He added that the first Polish soldiers were to return to the country on Thursday night.
"We have proved our allied responsibility and readiness to take responsibility for security also on a global scale," the head of National Security Bureau Pawel Soloch told a public TV broadcaster on Thursday.
He said that the Polish army's participation in missions in Afghanistan was one of the arguments for strengthening Nato's eastern flank.
On April 14, the North Atlantic Council, Nato's main political decision-making body, decided that there was "no military solution" to the challenges Afghanistan faces and announced the end of the allied mission in the country.
The member states' foreign ministers announced that "the withdrawal will be orderly, coordinated and deliberate" and is to be completed within a few months.
In 2001, Poland joined the US Operation Enduring Freedom in Afghanistan, sending a contingent of soldiers from the special unit Grom, along with sappers and logisticians.
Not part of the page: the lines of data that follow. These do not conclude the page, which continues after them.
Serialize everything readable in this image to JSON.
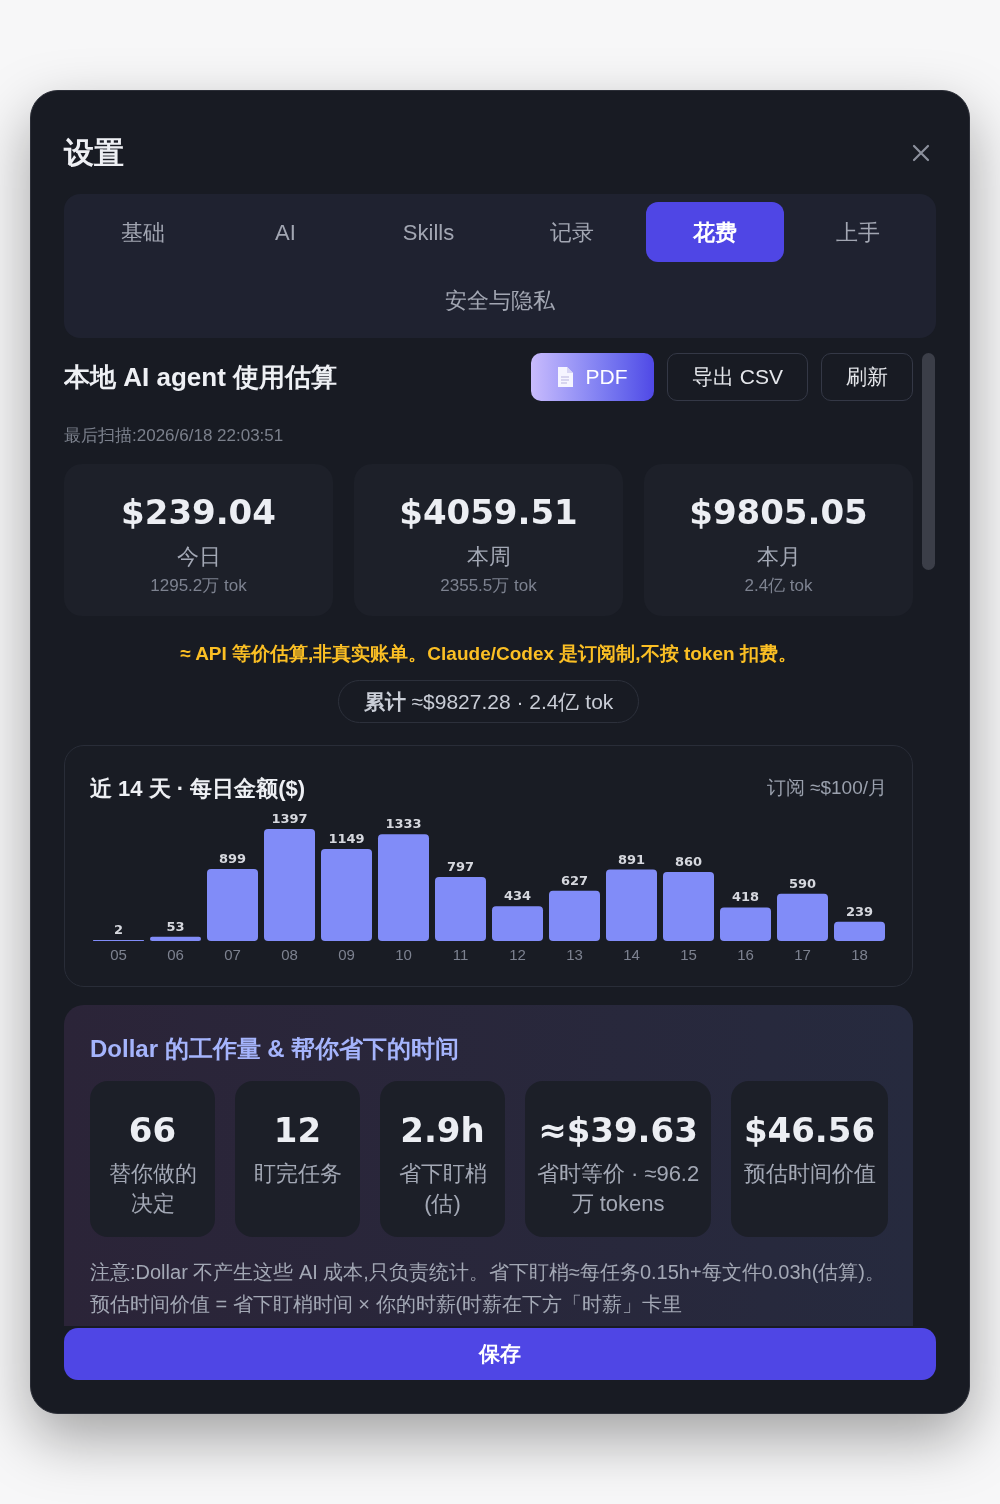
{
  "dialog": {
    "title": "设置"
  },
  "tabs": [
    {
      "label": "基础",
      "selected": false
    },
    {
      "label": "AI",
      "selected": false
    },
    {
      "label": "Skills",
      "selected": false
    },
    {
      "label": "记录",
      "selected": false
    },
    {
      "label": "花费",
      "selected": true
    },
    {
      "label": "上手",
      "selected": false
    },
    {
      "label": "安全与隐私",
      "selected": false
    }
  ],
  "usage": {
    "title": "本地 AI agent 使用估算",
    "actions": [
      {
        "label": "PDF",
        "kind": "primary"
      },
      {
        "label": "导出 CSV",
        "kind": "outline"
      },
      {
        "label": "刷新",
        "kind": "outline"
      }
    ],
    "last_scan": "最后扫描:2026/6/18 22:03:51",
    "stats": [
      {
        "value": "$239.04",
        "label": "今日",
        "tokens": "1295.2万 tok"
      },
      {
        "value": "$4059.51",
        "label": "本周",
        "tokens": "2355.5万 tok"
      },
      {
        "value": "$9805.05",
        "label": "本月",
        "tokens": "2.4亿 tok"
      }
    ],
    "disclaimer": "≈ API 等价估算,非真实账单。Claude/Codex 是订阅制,不按 token 扣费。",
    "total": "**累计** ≈$9827.28 · 2.4亿 tok"
  },
  "daily_chart": {
    "title": "近 14 天 · 每日金额($)",
    "subscription": "订阅 ≈$100/月",
    "chart_data": {
      "type": "bar",
      "categories": [
        "05",
        "06",
        "07",
        "08",
        "09",
        "10",
        "11",
        "12",
        "13",
        "14",
        "15",
        "16",
        "17",
        "18"
      ],
      "values": [
        2,
        53,
        899,
        1397,
        1149,
        1333,
        797,
        434,
        627,
        891,
        860,
        418,
        590,
        239
      ],
      "data_labels": true
    }
  },
  "workload": {
    "title": "Dollar 的工作量 & 帮你省下的时间",
    "metrics": [
      {
        "value": "66",
        "label": "替你做的决定"
      },
      {
        "value": "12",
        "label": "盯完任务"
      },
      {
        "value": "2.9h",
        "label": "省下盯梢(估)"
      },
      {
        "value": "≈$39.63",
        "label": "省时等价 · ≈96.2万 tokens"
      },
      {
        "value": "$46.56",
        "label": "预估时间价值"
      }
    ],
    "note": "注意:Dollar 不产生这些 AI 成本,只负责统计。省下盯梢≈每任务0.15h+每文件0.03h(估算)。预估时间价值 = 省下盯梢时间 × 你的时薪(时薪在下方「时薪」卡里"
  },
  "save_button": "保存"
}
In March 2002, the Polish Army assigned the first, 300-strong group to the International Security Assistance Force - ISAF.
In 2007, Poland increased its contingent in Afghanistan to 1,200 soldiers and military employees and assumed responsibility for two Afghan provinces.
After the completion of the ISAF mission, Poles joined the Nato-led, non-combat mission to train, advise and assist the Afghan National Defence and Security Forces. The last contingent shift as part of the Resolute Support operation numbered 400 soldiers and military employees.
A total of 40 Poles died during missions in Afghanistan.